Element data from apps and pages
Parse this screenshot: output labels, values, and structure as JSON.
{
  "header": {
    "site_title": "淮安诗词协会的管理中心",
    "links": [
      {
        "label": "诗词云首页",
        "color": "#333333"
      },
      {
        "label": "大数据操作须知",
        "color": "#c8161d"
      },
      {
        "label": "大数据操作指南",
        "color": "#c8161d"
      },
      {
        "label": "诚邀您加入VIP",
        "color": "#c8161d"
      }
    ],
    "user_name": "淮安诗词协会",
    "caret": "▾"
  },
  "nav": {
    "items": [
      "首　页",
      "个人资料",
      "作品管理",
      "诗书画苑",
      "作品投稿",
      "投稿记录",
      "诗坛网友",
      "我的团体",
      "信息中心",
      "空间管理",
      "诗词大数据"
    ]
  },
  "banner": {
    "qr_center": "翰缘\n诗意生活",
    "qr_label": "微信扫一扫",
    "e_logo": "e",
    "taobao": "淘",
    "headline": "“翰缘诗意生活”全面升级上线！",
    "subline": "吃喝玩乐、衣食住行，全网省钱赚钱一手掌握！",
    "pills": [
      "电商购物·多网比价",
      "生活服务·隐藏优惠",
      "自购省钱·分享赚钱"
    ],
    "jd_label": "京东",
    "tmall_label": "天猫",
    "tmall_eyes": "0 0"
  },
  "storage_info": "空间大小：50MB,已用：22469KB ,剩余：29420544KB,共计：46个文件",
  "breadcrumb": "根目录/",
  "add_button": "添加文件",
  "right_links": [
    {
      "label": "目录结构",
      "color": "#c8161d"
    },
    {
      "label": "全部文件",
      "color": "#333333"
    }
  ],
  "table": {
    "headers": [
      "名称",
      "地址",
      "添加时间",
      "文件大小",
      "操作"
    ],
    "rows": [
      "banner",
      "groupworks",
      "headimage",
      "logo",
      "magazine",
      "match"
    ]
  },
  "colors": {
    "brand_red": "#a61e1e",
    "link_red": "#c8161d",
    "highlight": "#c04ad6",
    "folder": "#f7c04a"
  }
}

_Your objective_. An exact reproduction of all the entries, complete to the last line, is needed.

_Result for this exercise_.
Parse this screenshot: output labels, values, and structure as JSON.
{
  "header": {
    "site_title": "淮安诗词协会的管理中心",
    "links": [
      {
        "label": "诗词云首页",
        "color": "#333333"
      },
      {
        "label": "大数据操作须知",
        "color": "#c8161d"
      },
      {
        "label": "大数据操作指南",
        "color": "#c8161d"
      },
      {
        "label": "诚邀您加入VIP",
        "color": "#c8161d"
      }
    ],
    "user_name": "淮安诗词协会",
    "caret": "▾"
  },
  "nav": {
    "items": [
      "首　页",
      "个人资料",
      "作品管理",
      "诗书画苑",
      "作品投稿",
      "投稿记录",
      "诗坛网友",
      "我的团体",
      "信息中心",
      "空间管理",
      "诗词大数据"
    ]
  },
  "banner": {
    "qr_center": "翰缘\n诗意生活",
    "qr_label": "微信扫一扫",
    "e_logo": "e",
    "taobao": "淘",
    "headline": "“翰缘诗意生活”全面升级上线！",
    "subline": "吃喝玩乐、衣食住行，全网省钱赚钱一手掌握！",
    "pills": [
      "电商购物·多网比价",
      "生活服务·隐藏优惠",
      "自购省钱·分享赚钱"
    ],
    "jd_label": "京东",
    "tmall_label": "天猫",
    "tmall_eyes": "0 0"
  },
  "storage_info": "空间大小：50MB,已用：22469KB ,剩余：29420544KB,共计：46个文件",
  "breadcrumb": "根目录/",
  "add_button": "添加文件",
  "right_links": [
    {
      "label": "目录结构",
      "color": "#c8161d"
    },
    {
      "label": "全部文件",
      "color": "#333333"
    }
  ],
  "table": {
    "headers": [
      "名称",
      "地址",
      "添加时间",
      "文件大小",
      "操作"
    ],
    "rows": [
      "banner",
      "groupworks",
      "headimage",
      "logo",
      "magazine",
      "match"
    ]
  },
  "colors": {
    "brand_red": "#a61e1e",
    "link_red": "#c8161d",
    "highlight": "#c04ad6",
    "folder": "#f7c04a"
  }
}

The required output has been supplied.